### [Exercise inputs]
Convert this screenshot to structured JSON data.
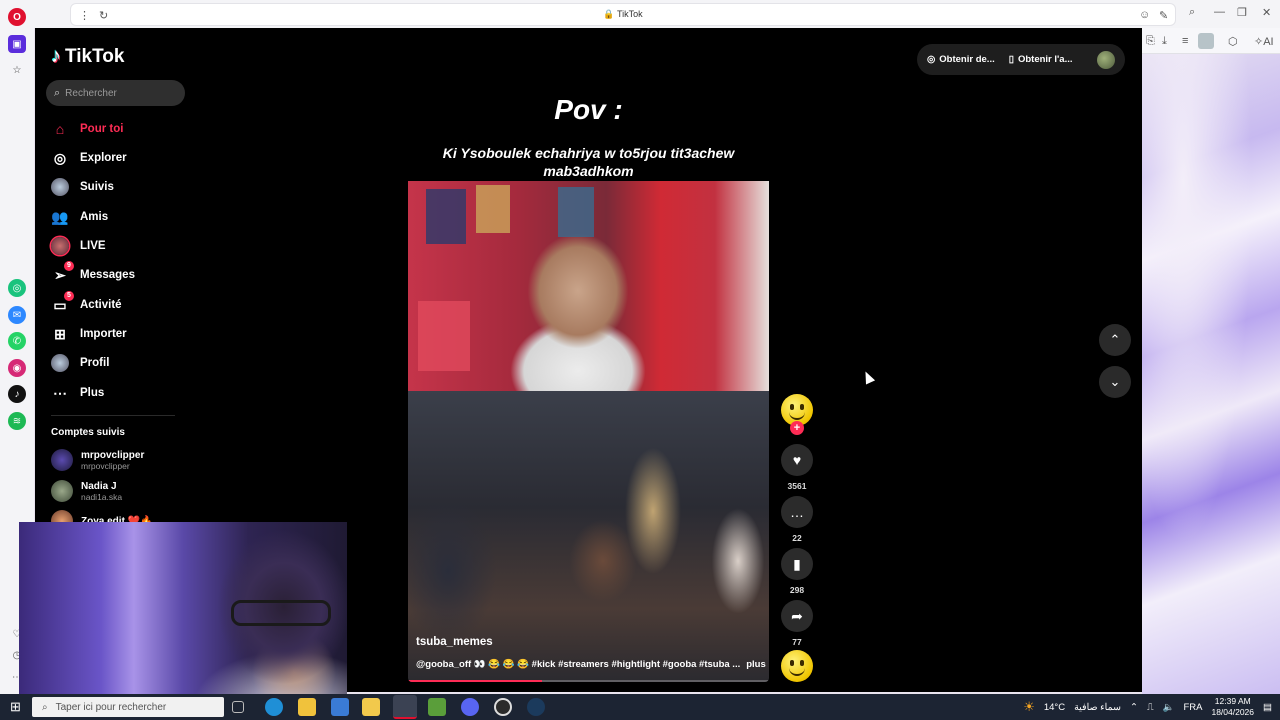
{
  "browser": {
    "tab_title": "TikTok"
  },
  "sidebar": {
    "search_placeholder": "Rechercher",
    "nav": [
      {
        "label": "Pour toi",
        "icon": "home-icon",
        "active": true
      },
      {
        "label": "Explorer",
        "icon": "compass-icon"
      },
      {
        "label": "Suivis",
        "icon": "following-icon"
      },
      {
        "label": "Amis",
        "icon": "friends-icon"
      },
      {
        "label": "LIVE",
        "icon": "live-icon"
      },
      {
        "label": "Messages",
        "icon": "messages-icon",
        "badge": "9"
      },
      {
        "label": "Activité",
        "icon": "activity-icon",
        "badge": "5"
      },
      {
        "label": "Importer",
        "icon": "upload-icon"
      },
      {
        "label": "Profil",
        "icon": "profile-icon"
      },
      {
        "label": "Plus",
        "icon": "more-icon"
      }
    ],
    "followed_title": "Comptes suivis",
    "followed": [
      {
        "name": "mrpovclipper",
        "handle": "mrpovclipper"
      },
      {
        "name": "Nadia J",
        "handle": "nadi1a.ska"
      },
      {
        "name": "Zoya edit ❤️🔥",
        "handle": ""
      }
    ]
  },
  "header": {
    "get_coins": "Obtenir de...",
    "get_app": "Obtenir l'a..."
  },
  "video": {
    "overlay_title": "Pov :",
    "overlay_caption": "Ki Ysoboulek echahriya w to5rjou tit3achew mab3adhkom",
    "author": "tsuba_memes",
    "description": "@gooba_off 👀 😂 😂 😂 #kick #streamers #hightlight #gooba #tsuba ...",
    "more": "plus",
    "progress": 0.37
  },
  "actions": {
    "likes": "3561",
    "comments": "22",
    "saves": "298",
    "shares": "77"
  },
  "taskbar": {
    "search_placeholder": "Taper ici pour rechercher",
    "temperature": "14°C",
    "weather": "سماء صافية",
    "language": "FRA",
    "time": "12:39 AM",
    "date": "18/04/2026"
  },
  "colors": {
    "tiktok_red": "#fe2c55",
    "tiktok_cyan": "#25f4ee",
    "page_bg": "#000000"
  }
}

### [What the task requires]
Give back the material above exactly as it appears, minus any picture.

### [Answer]
Convert this screenshot to structured JSON data.
{
  "browser": {
    "tab_title": "TikTok"
  },
  "sidebar": {
    "search_placeholder": "Rechercher",
    "nav": [
      {
        "label": "Pour toi",
        "icon": "home-icon",
        "active": true
      },
      {
        "label": "Explorer",
        "icon": "compass-icon"
      },
      {
        "label": "Suivis",
        "icon": "following-icon"
      },
      {
        "label": "Amis",
        "icon": "friends-icon"
      },
      {
        "label": "LIVE",
        "icon": "live-icon"
      },
      {
        "label": "Messages",
        "icon": "messages-icon",
        "badge": "9"
      },
      {
        "label": "Activité",
        "icon": "activity-icon",
        "badge": "5"
      },
      {
        "label": "Importer",
        "icon": "upload-icon"
      },
      {
        "label": "Profil",
        "icon": "profile-icon"
      },
      {
        "label": "Plus",
        "icon": "more-icon"
      }
    ],
    "followed_title": "Comptes suivis",
    "followed": [
      {
        "name": "mrpovclipper",
        "handle": "mrpovclipper"
      },
      {
        "name": "Nadia J",
        "handle": "nadi1a.ska"
      },
      {
        "name": "Zoya edit ❤️🔥",
        "handle": ""
      }
    ]
  },
  "header": {
    "get_coins": "Obtenir de...",
    "get_app": "Obtenir l'a..."
  },
  "video": {
    "overlay_title": "Pov :",
    "overlay_caption": "Ki Ysoboulek echahriya w to5rjou tit3achew mab3adhkom",
    "author": "tsuba_memes",
    "description": "@gooba_off 👀 😂 😂 😂 #kick #streamers #hightlight #gooba #tsuba ...",
    "more": "plus",
    "progress": 0.37
  },
  "actions": {
    "likes": "3561",
    "comments": "22",
    "saves": "298",
    "shares": "77"
  },
  "taskbar": {
    "search_placeholder": "Taper ici pour rechercher",
    "temperature": "14°C",
    "weather": "سماء صافية",
    "language": "FRA",
    "time": "12:39 AM",
    "date": "18/04/2026"
  },
  "colors": {
    "tiktok_red": "#fe2c55",
    "tiktok_cyan": "#25f4ee",
    "page_bg": "#000000"
  }
}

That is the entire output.